▶ **What you have to do**
Given the records below, pull every line with the word "description" into the answer.

[Records contained in a dataset]
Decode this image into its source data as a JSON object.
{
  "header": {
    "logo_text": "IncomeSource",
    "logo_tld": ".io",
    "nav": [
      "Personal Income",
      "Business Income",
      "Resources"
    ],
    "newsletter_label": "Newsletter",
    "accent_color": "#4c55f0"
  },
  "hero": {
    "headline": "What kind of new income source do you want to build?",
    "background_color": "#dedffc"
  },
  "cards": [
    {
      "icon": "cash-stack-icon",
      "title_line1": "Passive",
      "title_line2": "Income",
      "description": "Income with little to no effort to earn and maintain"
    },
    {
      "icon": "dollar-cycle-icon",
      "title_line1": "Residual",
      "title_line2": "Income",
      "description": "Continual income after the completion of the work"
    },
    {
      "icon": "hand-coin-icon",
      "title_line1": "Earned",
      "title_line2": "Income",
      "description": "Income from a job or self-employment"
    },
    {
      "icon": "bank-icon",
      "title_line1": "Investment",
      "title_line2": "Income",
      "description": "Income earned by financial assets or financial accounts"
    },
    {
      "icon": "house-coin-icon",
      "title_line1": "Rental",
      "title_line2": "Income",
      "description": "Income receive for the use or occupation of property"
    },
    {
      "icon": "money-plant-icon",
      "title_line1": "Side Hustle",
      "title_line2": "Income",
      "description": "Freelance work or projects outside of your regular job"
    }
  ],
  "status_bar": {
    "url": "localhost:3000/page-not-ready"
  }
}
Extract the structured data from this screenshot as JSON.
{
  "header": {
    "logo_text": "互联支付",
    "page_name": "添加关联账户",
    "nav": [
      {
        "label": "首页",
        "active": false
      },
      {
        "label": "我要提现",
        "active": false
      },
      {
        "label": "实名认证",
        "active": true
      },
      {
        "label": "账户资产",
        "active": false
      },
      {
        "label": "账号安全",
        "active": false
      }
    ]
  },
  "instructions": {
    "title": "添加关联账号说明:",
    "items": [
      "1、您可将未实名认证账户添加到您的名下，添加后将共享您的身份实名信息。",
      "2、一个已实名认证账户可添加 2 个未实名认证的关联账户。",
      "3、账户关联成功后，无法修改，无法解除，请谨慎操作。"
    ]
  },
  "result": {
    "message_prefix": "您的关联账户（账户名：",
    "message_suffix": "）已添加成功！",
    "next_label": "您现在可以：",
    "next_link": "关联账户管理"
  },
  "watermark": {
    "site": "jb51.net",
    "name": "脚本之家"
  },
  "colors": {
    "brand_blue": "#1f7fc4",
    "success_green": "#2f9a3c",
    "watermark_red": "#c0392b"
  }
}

▶ **Expected output**
      "description": "Income with little to no effort to earn and maintain"
      "description": "Continual income after the completion of the work"
      "description": "Income from a job or self-employment"
      "description": "Income earned by financial assets or financial accounts"
      "description": "Income receive for the use or occupation of property"
      "description": "Freelance work or projects outside of your regular job"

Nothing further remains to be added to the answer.